• _Assignment_
Give the number of lines in the listing below that include the word "JSON", with nothing more.

"""

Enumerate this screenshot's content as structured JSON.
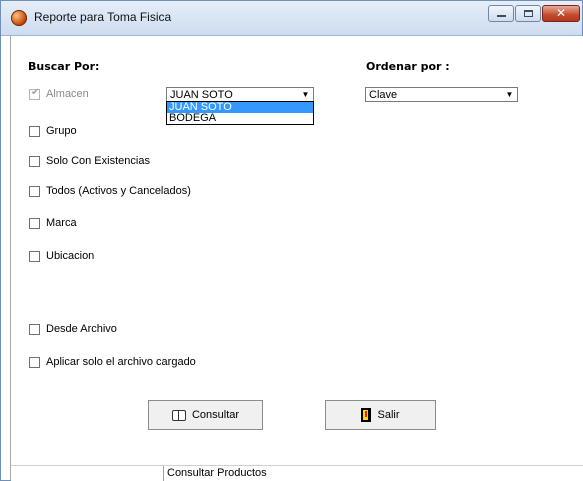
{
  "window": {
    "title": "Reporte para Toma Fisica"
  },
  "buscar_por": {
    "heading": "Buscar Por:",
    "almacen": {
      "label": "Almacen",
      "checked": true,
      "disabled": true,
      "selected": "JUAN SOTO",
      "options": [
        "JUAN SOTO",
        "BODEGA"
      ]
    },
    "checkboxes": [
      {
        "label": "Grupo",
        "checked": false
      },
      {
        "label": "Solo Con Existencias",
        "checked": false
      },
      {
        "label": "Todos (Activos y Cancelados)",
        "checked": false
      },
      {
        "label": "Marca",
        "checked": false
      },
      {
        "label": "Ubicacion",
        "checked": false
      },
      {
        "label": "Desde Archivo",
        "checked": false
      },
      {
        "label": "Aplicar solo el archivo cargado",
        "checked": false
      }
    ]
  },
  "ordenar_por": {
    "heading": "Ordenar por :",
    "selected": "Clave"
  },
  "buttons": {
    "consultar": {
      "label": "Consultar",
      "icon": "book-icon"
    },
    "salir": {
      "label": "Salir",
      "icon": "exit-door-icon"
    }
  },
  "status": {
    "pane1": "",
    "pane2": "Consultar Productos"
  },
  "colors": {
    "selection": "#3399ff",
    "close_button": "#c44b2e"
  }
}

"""
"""

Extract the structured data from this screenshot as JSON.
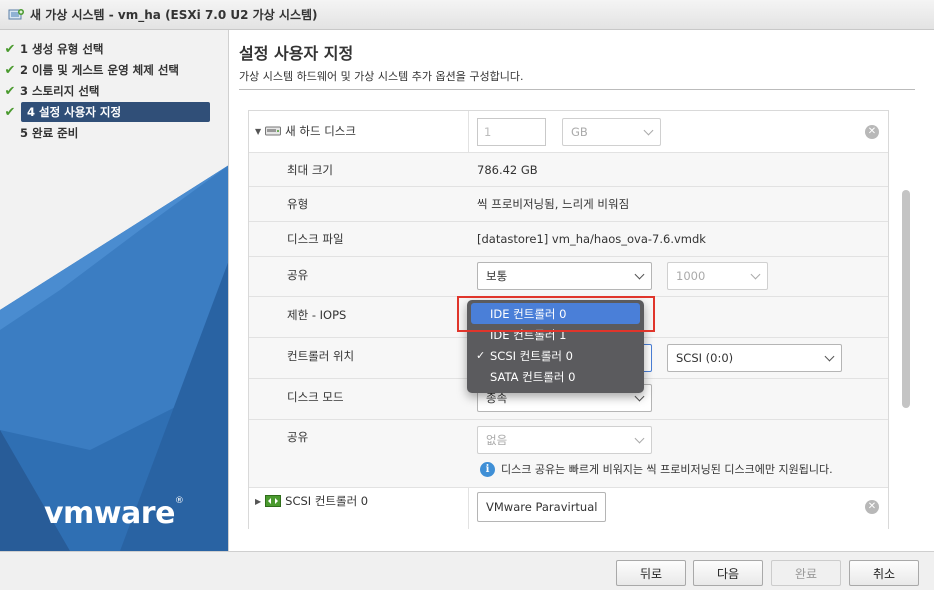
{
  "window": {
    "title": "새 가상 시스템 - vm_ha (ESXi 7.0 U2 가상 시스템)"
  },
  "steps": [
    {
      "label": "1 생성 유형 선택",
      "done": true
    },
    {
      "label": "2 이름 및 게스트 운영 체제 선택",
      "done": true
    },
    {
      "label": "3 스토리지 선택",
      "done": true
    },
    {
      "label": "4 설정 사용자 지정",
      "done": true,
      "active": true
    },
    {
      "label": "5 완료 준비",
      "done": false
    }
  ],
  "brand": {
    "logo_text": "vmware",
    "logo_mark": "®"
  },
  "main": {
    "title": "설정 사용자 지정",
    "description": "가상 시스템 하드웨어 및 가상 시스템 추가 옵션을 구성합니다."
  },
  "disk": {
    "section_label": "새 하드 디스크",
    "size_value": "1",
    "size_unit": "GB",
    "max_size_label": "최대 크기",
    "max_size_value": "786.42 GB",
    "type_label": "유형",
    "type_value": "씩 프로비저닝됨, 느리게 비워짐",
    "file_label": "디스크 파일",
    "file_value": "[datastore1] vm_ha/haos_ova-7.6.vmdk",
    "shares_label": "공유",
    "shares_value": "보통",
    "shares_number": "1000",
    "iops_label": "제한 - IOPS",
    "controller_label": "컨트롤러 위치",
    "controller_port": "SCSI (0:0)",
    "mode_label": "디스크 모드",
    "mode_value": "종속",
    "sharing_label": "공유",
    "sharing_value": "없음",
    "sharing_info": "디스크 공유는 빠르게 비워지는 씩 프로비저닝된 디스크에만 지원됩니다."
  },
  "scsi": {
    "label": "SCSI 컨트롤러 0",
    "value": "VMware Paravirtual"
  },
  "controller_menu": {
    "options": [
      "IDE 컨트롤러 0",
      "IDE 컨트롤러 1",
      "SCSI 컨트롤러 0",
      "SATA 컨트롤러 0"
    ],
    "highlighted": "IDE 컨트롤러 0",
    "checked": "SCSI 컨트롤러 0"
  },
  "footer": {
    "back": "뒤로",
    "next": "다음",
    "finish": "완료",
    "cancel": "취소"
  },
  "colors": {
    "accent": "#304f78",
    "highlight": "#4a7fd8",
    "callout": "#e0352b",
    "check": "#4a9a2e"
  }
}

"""

• _Answer to this exercise_
2